Planning permission for the Jubilee Crown should not have been sought until an Equality Impact Assessment (EIA) was carried out, says an MLA.
The comments, by East Antrim Sinn Fein MLA Oliver McMullan, came as Mid and East Antrim Borough Council revealed that the EIA into the Circular Road structure will begin early next year.
Last week, the Times revealed that permanent planning permission for the structure had been granted. However, the council has highlighted that a final decision on whether to retain the sculpture has yet to be taken.
The crown was put in place without planning permission shortly before the Queen’s Diamond Jubilee in June 2012. Temporary planning permission was then gained retrospectively, but was due to lapse on December 1 this year.

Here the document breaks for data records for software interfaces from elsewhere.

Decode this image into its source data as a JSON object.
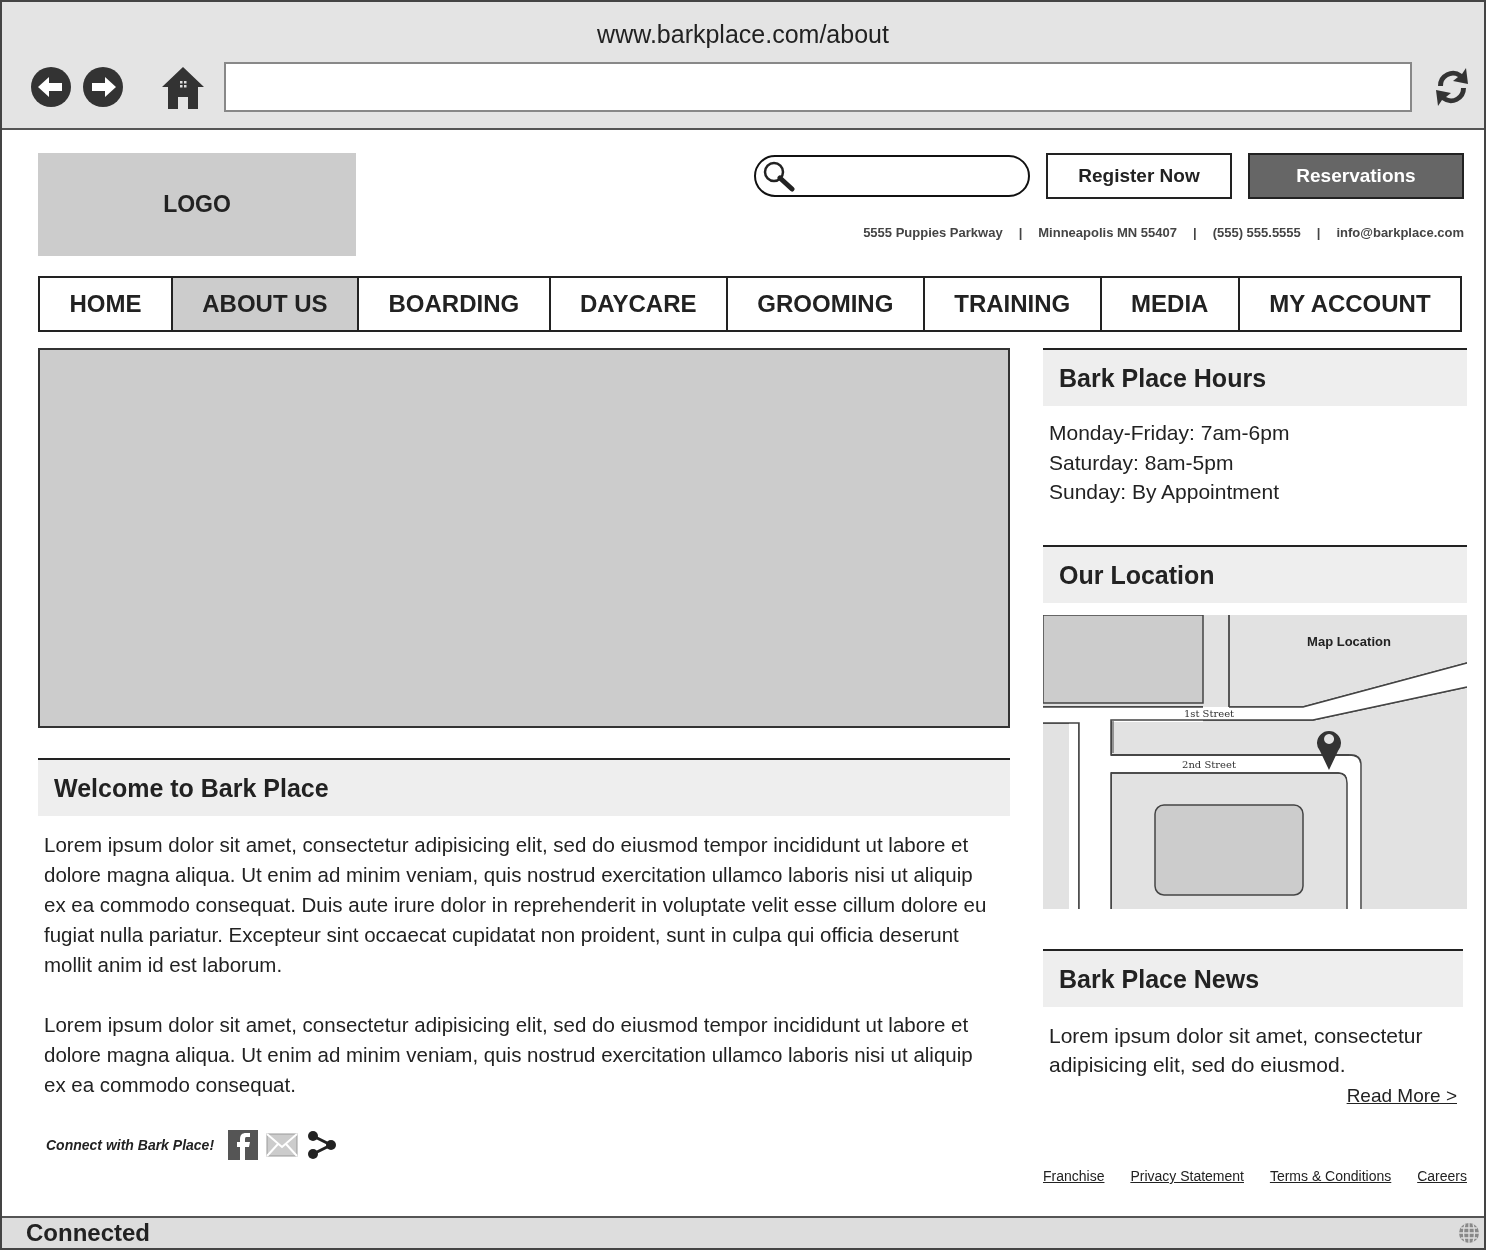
{
  "browser": {
    "url": "www.barkplace.com/about"
  },
  "header": {
    "logo": "LOGO",
    "buttons": [
      {
        "label": "Register Now",
        "kind": "outline"
      },
      {
        "label": "Reservations",
        "kind": "filled"
      }
    ],
    "contact": [
      "5555 Puppies Parkway",
      "Minneapolis MN 55407",
      "(555) 555.5555",
      "info@barkplace.com"
    ],
    "separator": "|"
  },
  "nav": [
    {
      "label": "HOME",
      "selected": false
    },
    {
      "label": "ABOUT US",
      "selected": true
    },
    {
      "label": "BOARDING",
      "selected": false
    },
    {
      "label": "DAYCARE",
      "selected": false
    },
    {
      "label": "GROOMING",
      "selected": false
    },
    {
      "label": "TRAINING",
      "selected": false
    },
    {
      "label": "MEDIA",
      "selected": false
    },
    {
      "label": "MY ACCOUNT",
      "selected": false
    }
  ],
  "welcome": {
    "title": "Welcome to Bark Place",
    "paragraphs": [
      "Lorem ipsum dolor sit amet, consectetur adipisicing elit, sed do eiusmod tempor incididunt ut labore et dolore magna aliqua. Ut enim ad minim veniam, quis nostrud exercitation ullamco laboris nisi ut aliquip ex ea commodo consequat. Duis aute irure dolor in reprehenderit in voluptate velit esse cillum dolore eu fugiat nulla pariatur. Excepteur sint occaecat cupidatat non proident, sunt in culpa qui officia deserunt mollit anim id est laborum.",
      "Lorem ipsum dolor sit amet, consectetur adipisicing elit, sed do eiusmod tempor incididunt ut labore et dolore magna aliqua. Ut enim ad minim veniam, quis nostrud exercitation ullamco laboris nisi ut aliquip ex ea commodo consequat."
    ]
  },
  "sidebar": {
    "hours": {
      "title": "Bark Place Hours",
      "lines": [
        "Monday-Friday: 7am-6pm",
        "Saturday: 8am-5pm",
        "Sunday: By Appointment"
      ]
    },
    "location": {
      "title": "Our Location",
      "map": {
        "label": "Map Location",
        "streets": [
          "1st Street",
          "2nd Street"
        ]
      }
    },
    "news": {
      "title": "Bark Place News",
      "text": "Lorem ipsum dolor sit amet, consectetur adipisicing elit, sed do eiusmod.",
      "link": "Read More >"
    }
  },
  "footer": {
    "connect": "Connect with Bark Place!",
    "links": [
      "Franchise",
      "Privacy Statement",
      "Terms & Conditions",
      "Careers"
    ]
  },
  "status_bar": {
    "text": "Connected"
  }
}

The recent application for permanent planning permission, lodged by Mid and East Antrim Borough Council, was passed by a majority at the latest planning committee meeting.
However, Mr McMullan has told the Times that he believes the decision to go for planning permission should have been “held back” until the EIA was carried out.
“They are going through the back door for it,” he stated.
“I am disappointed in the council and I don’t think this will turn out the right way.”
The EIA, which isnot linked with the planning application, is due to be carried out by the council’s cross-party Equality Working Group. While the group has no decision-making powers, it will send its recommendations to the Policy & Resources Committee.
DUP Alderman Gregg McKeen maintained this week: “The EIA is a completely separate subject. If we had waited until it was completed then planning permission for the crown would have expired. Now we have time and breathing space to consider the EIA.”
When asked why the EIA had not been completed before planning permission was sought, a council spokesperson stated: “Planning permission was sought to ensure that Council was not in breach of planning regulations and is not reflective of a final Council decision whether or not to retain the Crown sculpture.
“An EIA is a tool which is used to assess the impact of any policy decision on the wider community. This will include consideration of research, consultation on the impact of the policy and a report presented to Council for consideration, where all facts will be taken into consideration before a final decision is made.
“The EIA will commence in early 2016 and should take 6-12 months.”